Collection entries

-----

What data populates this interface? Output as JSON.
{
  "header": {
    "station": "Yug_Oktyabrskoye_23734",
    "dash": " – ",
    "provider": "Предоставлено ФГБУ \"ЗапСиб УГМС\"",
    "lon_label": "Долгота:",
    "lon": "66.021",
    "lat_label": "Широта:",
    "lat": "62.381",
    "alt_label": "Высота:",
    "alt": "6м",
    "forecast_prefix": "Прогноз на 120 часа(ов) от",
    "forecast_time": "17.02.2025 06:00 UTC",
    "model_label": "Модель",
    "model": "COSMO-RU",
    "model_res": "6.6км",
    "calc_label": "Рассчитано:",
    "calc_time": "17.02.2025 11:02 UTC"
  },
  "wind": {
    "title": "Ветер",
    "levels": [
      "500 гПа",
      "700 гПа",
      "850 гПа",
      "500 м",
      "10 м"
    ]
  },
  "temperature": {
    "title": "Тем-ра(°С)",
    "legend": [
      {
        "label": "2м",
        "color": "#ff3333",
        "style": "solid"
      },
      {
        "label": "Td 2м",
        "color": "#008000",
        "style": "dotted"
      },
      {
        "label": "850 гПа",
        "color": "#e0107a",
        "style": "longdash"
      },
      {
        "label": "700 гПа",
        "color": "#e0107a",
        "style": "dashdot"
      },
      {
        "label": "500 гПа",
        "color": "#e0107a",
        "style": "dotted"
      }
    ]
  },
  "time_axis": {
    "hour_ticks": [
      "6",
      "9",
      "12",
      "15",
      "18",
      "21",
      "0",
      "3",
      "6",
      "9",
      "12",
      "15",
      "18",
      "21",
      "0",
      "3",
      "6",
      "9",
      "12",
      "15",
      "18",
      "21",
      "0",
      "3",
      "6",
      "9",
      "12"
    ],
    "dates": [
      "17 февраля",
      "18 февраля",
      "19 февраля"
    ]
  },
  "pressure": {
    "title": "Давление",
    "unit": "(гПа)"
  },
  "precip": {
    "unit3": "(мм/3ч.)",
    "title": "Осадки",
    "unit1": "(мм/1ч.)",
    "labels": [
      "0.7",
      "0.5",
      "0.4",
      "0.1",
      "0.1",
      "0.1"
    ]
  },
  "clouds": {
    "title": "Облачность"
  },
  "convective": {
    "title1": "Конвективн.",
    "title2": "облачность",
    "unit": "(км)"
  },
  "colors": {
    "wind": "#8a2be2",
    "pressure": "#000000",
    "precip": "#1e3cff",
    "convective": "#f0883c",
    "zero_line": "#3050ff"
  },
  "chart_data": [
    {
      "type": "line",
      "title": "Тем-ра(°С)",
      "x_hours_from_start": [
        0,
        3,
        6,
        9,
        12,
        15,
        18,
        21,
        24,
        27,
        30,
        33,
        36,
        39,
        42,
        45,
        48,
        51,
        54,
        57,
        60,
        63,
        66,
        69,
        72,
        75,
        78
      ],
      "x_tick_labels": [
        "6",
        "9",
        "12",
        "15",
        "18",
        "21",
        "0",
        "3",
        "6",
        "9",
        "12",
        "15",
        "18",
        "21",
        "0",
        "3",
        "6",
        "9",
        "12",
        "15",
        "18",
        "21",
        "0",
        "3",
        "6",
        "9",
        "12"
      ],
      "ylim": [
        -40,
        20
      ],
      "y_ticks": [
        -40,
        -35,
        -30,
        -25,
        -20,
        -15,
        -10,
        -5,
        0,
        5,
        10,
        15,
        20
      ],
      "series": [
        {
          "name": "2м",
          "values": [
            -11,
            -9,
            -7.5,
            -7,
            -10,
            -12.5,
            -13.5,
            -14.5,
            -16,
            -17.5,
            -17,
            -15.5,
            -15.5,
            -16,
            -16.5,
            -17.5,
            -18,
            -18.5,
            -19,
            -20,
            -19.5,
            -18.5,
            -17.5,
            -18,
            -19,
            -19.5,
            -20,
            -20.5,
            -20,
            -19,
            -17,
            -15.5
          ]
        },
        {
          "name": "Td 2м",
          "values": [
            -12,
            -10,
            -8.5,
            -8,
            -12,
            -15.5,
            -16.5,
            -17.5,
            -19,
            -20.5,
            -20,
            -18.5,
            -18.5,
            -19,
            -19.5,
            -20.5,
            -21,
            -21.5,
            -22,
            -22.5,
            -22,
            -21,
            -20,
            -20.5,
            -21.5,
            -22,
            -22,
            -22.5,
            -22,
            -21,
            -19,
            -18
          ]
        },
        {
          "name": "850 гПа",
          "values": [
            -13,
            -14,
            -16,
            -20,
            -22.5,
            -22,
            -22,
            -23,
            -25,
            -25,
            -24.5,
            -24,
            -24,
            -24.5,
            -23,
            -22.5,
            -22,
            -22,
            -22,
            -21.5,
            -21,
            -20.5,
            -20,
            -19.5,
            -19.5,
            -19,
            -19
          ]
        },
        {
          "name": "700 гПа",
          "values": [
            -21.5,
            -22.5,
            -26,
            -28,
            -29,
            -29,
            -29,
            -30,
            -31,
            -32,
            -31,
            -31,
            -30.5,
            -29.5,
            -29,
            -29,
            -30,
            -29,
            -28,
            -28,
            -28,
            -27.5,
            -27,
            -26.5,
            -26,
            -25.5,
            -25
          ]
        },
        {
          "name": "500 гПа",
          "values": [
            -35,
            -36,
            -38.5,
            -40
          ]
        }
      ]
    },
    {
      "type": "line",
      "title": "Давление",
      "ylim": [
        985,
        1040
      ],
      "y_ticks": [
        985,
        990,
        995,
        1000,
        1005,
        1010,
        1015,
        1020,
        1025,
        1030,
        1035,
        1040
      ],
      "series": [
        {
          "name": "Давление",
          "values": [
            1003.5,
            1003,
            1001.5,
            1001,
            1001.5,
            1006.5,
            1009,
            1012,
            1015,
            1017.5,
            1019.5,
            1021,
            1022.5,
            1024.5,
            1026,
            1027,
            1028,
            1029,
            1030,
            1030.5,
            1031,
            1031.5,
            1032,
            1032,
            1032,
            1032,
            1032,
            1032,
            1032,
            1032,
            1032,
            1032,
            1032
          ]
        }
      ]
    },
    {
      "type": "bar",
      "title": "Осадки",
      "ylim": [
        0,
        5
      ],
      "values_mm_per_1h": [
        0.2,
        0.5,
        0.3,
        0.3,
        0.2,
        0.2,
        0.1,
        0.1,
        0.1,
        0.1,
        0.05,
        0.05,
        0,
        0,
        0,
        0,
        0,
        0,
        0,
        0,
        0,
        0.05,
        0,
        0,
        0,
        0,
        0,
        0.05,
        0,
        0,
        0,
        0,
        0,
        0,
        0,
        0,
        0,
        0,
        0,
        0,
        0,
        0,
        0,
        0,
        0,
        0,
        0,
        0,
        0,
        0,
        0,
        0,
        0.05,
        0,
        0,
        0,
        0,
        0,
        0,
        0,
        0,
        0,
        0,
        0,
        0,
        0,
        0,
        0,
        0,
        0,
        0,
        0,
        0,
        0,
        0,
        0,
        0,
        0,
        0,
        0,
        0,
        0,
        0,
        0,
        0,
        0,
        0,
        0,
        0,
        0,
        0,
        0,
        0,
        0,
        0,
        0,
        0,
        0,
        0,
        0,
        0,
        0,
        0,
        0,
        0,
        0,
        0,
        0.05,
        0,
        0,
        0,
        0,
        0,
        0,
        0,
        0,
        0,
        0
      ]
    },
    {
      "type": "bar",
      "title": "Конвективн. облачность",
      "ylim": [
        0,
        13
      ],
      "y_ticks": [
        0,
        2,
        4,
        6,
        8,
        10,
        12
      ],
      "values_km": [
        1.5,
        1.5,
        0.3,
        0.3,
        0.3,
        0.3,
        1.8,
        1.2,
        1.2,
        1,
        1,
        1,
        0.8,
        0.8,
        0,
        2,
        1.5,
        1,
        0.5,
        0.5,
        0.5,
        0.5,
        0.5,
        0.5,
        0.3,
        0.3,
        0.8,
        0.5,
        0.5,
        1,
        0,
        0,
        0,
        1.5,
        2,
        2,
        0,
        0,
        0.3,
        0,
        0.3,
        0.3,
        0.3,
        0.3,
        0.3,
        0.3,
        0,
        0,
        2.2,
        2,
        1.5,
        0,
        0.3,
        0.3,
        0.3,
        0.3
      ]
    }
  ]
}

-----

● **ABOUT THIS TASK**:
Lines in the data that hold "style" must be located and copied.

● **SOLUTION BELOW**:
        "style": "solid"
        "style": "dotted"
        "style": "longdash"
        "style": "dashdot"
        "style": "dotted"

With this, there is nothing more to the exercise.